"Where we should have foreseen things a little bit better was in the fact that look, we said, we'll start with 15,000. When that's met, then we'll look at what that picture is. We didn't send the right message by not doing this full roll out at the same time and I think for the president after seeing that and after hearing from advocates and from folks really from around the country, we realized that it was important for us to send the right message to the world, which is America is welcoming of refugees and that we are going to set the cap at 62,500," said Pili Tobar, White House deputy communications director.
Tobar said they also fully intend on setting the cap for year number two at 125,000 which is the first full fiscal year for the President.
She says the president made it clear that he wants an immigration bill on his desk. But recent reports out of D.C. suggest that may be a hard task to get done with bi-partisan support.
“We would rather see, obviously bipartisan conversations and bipartisan solutions to this challenge but at the end of the day what we want is a bill,” Tobar said. “He’s laid out what that bill looks like and it includes yes a path to citizenship for folks who are undocumented in the country.
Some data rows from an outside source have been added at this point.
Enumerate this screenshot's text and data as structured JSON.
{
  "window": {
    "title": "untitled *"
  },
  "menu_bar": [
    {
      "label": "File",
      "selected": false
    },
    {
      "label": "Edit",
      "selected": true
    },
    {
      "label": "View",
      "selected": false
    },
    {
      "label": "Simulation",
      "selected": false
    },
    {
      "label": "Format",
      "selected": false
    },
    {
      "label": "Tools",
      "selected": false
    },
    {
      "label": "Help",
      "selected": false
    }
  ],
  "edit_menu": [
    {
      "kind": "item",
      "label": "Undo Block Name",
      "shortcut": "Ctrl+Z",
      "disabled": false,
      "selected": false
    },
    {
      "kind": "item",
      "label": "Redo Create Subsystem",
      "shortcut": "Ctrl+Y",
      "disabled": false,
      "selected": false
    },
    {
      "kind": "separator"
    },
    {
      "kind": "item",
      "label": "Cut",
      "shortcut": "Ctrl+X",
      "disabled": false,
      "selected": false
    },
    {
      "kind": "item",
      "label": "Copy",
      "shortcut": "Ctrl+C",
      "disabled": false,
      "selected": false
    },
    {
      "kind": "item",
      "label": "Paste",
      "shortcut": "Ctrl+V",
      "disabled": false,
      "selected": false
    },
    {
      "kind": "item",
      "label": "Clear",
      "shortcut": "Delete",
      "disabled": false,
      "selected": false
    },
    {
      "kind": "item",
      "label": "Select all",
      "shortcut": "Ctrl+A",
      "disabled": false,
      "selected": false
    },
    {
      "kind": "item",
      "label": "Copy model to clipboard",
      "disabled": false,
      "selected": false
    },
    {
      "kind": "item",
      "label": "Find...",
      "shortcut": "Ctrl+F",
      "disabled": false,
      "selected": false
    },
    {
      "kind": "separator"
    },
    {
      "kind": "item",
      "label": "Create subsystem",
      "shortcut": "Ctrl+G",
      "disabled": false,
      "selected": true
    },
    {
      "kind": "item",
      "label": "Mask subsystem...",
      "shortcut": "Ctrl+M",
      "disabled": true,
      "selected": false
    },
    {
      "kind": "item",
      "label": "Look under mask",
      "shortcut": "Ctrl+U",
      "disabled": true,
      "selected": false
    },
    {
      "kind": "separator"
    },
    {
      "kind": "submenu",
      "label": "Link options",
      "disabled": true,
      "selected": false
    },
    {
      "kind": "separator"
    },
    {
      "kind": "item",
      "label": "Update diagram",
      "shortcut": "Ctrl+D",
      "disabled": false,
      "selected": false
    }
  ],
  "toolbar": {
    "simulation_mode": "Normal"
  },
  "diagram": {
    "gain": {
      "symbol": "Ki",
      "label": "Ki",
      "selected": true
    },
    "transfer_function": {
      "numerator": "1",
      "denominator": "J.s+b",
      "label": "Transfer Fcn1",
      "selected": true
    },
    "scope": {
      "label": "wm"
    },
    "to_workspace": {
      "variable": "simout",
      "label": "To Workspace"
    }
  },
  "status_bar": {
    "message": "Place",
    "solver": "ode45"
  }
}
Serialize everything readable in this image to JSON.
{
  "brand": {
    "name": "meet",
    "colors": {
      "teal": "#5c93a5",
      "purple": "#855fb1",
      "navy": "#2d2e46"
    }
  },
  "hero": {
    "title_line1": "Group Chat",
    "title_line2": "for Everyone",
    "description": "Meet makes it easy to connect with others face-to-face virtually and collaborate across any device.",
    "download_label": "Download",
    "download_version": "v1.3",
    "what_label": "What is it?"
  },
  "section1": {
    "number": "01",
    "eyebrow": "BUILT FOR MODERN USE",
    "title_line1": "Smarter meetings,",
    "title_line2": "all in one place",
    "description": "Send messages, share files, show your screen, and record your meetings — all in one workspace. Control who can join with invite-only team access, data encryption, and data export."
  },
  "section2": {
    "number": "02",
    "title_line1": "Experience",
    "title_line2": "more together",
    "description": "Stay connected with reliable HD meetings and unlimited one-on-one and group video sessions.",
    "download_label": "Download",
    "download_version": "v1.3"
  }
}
It includes root causes of migration which as we’ve very well seen need to be addressed and we need to work within the region to do this. Also, making sure that we’re giving technology and making updates at the border so that our folks at the ports of entry and along the southern and northern border have the resources that they need to carry on their job.”
In recent months, the country's seen a surge in unaccompanied minors at the border. This week, administration officials said they have seen an 84 percent decrease in migrant children being held in CBP custody.
"The moment they cross the border and come into our custody we are responsible for them and so yes, they've gone through processing at CBP. We've increased capacity and opened many more shelters through HHS and the Office of Refugee resettlement," Tobar said.
Currently, the federal government is also temporarily housing some migrant children at the San Diego Convention Center.
"We are working through, finding them vetted sponsors or finding their family members. A lot of them have whether it's parents or siblings or aunts or uncles in the United States or family, friends and these are the people who they were coming to try and find. We are trying to reunify them with these folks while they fight their case. They still need to go through the process of needing to prove the need for asylum," said Tobar.